▶ [Task details]:
Whenever a line in the data holds the string "text", pull that line out.

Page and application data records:
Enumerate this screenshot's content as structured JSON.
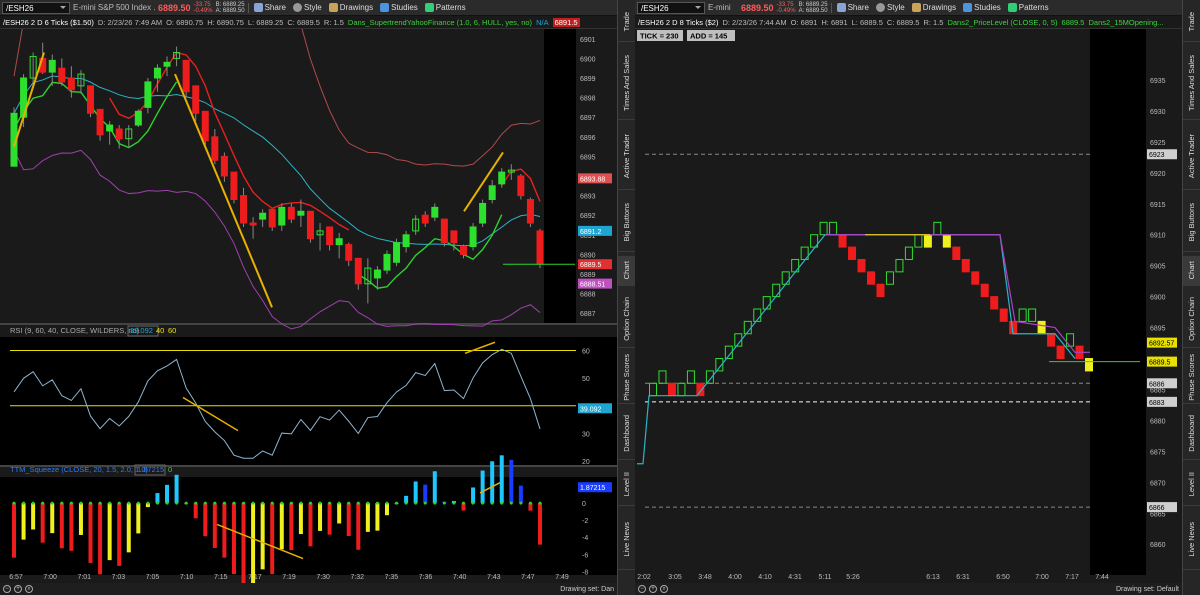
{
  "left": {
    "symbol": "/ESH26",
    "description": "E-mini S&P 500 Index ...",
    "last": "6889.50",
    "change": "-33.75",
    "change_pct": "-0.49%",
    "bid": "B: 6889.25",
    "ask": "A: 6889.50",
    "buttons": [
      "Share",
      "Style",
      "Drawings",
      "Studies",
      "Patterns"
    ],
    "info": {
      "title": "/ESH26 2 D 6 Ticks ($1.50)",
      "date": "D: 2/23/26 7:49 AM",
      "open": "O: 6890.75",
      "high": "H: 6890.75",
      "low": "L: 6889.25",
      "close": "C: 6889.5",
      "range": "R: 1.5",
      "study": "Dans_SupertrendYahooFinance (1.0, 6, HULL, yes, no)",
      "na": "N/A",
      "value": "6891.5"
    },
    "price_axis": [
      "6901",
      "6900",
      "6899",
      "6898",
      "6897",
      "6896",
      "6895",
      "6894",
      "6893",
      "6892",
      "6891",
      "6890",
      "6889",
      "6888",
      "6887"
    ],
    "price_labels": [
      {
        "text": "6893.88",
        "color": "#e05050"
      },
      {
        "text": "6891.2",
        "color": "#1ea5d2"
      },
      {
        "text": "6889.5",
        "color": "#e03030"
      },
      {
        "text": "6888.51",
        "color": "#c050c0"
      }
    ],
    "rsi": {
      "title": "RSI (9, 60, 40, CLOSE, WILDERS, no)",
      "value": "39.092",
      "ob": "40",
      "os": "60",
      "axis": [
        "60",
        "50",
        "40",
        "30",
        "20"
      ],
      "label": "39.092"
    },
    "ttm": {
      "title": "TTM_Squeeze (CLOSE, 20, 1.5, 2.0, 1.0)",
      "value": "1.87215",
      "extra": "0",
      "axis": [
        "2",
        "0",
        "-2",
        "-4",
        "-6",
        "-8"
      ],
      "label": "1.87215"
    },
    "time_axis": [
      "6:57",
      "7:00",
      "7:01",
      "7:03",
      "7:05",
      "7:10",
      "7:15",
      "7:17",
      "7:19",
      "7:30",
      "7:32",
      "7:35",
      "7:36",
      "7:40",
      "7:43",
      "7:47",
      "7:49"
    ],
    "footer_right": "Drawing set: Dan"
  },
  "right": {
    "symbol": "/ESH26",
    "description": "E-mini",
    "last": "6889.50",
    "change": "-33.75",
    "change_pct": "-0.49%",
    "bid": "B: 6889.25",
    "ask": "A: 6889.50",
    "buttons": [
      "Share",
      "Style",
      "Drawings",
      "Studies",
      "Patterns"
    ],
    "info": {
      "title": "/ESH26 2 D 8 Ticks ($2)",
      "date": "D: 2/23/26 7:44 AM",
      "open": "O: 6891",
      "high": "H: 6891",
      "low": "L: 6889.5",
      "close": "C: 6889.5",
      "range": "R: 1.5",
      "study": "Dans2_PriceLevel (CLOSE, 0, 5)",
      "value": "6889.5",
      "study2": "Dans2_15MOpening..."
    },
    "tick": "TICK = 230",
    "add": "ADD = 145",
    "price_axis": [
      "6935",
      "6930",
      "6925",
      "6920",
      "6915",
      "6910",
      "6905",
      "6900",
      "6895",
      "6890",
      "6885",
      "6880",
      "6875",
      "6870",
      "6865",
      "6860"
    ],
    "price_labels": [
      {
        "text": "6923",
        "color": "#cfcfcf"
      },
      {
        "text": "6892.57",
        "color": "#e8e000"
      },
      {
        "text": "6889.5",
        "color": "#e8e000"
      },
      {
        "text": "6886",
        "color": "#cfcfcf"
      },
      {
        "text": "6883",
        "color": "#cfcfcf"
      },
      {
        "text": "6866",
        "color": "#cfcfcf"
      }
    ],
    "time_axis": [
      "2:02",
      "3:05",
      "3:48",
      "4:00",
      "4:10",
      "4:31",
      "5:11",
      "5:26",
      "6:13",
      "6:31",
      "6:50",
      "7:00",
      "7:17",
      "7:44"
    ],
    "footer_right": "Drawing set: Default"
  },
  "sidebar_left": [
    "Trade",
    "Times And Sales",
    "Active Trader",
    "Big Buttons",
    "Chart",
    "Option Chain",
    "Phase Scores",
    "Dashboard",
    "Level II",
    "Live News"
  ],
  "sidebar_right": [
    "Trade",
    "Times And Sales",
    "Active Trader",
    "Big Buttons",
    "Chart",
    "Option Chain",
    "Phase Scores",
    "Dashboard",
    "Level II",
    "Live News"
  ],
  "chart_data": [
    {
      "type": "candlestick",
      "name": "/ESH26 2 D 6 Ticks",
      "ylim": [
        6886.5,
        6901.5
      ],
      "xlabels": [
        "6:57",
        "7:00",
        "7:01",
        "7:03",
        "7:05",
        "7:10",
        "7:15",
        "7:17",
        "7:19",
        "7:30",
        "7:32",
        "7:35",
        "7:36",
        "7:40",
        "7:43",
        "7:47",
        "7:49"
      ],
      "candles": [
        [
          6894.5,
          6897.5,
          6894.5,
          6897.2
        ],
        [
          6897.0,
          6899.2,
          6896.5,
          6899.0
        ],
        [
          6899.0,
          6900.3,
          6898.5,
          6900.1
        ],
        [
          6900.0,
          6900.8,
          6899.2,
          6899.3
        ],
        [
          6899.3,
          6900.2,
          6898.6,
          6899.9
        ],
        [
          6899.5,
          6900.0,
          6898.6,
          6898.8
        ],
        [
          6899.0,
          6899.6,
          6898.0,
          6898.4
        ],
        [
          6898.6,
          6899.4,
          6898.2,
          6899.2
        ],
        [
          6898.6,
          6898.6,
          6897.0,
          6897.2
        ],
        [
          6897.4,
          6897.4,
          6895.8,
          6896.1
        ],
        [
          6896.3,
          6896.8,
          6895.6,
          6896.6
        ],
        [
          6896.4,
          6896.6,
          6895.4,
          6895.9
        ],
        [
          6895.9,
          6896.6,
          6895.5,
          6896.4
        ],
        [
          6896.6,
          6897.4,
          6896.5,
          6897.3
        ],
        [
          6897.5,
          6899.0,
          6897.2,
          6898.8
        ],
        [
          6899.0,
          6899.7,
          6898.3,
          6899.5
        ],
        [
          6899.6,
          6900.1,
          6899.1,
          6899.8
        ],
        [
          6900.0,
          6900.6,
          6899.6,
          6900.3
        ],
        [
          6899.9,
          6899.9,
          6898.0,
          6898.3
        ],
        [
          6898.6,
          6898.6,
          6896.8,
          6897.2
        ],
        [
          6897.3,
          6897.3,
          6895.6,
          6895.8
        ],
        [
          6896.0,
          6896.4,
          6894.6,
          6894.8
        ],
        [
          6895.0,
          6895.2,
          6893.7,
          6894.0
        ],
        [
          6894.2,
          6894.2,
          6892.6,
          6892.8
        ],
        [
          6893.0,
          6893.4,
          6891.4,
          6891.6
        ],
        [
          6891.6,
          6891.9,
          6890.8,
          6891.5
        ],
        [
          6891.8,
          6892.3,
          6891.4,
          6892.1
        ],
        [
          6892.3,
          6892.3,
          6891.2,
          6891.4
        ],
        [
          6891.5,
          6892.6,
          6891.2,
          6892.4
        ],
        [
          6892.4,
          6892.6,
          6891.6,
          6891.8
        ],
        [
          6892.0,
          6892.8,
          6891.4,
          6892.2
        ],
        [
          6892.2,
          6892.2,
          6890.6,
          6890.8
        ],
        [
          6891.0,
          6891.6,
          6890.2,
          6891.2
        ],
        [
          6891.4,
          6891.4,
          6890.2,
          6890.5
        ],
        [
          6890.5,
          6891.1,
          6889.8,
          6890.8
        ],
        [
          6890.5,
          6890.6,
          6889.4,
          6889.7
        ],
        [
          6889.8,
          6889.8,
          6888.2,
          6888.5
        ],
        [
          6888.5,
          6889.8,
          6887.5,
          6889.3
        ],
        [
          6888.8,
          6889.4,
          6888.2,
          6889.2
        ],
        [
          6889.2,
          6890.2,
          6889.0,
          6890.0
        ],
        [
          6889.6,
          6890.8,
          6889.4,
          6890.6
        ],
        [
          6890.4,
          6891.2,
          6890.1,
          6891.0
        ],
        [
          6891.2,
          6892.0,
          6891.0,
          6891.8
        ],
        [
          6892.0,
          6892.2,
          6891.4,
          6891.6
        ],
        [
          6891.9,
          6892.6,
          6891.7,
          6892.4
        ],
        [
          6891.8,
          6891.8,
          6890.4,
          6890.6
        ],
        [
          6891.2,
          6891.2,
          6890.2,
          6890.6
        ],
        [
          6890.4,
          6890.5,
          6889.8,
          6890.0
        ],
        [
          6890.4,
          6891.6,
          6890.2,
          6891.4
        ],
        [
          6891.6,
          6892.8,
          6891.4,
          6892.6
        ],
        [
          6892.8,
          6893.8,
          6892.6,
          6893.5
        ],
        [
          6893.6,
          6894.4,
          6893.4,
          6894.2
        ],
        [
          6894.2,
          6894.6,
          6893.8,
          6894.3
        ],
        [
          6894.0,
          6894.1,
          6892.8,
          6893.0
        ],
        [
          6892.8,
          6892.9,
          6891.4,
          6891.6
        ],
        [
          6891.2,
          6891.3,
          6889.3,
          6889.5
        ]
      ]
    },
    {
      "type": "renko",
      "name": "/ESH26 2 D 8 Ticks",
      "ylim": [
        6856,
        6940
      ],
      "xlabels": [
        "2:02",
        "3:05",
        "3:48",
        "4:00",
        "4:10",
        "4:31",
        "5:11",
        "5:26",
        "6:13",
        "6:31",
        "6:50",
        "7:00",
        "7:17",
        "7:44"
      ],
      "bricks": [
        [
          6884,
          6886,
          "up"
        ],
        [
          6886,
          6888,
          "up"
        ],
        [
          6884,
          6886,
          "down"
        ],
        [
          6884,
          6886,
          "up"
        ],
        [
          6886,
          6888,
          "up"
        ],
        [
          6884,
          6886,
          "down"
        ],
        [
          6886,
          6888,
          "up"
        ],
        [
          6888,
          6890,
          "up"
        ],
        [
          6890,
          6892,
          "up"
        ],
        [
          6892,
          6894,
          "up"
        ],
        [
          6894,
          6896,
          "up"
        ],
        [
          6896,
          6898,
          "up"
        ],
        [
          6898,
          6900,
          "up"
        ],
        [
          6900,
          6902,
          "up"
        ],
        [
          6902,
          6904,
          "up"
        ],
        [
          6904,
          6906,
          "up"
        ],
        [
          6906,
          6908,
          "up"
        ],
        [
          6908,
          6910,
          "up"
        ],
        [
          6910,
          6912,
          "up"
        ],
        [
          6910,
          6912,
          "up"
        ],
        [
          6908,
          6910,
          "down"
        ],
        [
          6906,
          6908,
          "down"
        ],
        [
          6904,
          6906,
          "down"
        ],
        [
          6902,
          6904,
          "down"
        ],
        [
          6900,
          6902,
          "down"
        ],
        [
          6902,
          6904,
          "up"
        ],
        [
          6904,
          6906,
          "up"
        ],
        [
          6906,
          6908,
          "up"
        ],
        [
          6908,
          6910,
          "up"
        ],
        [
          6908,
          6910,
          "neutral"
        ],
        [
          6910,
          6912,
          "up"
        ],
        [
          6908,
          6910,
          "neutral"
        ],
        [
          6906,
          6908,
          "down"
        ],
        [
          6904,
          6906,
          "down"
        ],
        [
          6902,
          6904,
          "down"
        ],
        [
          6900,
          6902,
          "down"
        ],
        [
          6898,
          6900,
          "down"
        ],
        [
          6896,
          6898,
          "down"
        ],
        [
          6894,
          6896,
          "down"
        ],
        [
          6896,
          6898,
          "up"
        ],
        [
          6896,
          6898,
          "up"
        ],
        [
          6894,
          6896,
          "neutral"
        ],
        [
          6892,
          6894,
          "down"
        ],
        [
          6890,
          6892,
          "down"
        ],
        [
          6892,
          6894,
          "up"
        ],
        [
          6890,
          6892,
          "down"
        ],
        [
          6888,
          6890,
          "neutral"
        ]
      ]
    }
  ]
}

▶ [Result of the exercise]:
        "text": "6893.88",
        "text": "6891.2",
        "text": "6889.5",
        "text": "6888.51",
        "text": "6923",
        "text": "6892.57",
        "text": "6889.5",
        "text": "6886",
        "text": "6883",
        "text": "6866",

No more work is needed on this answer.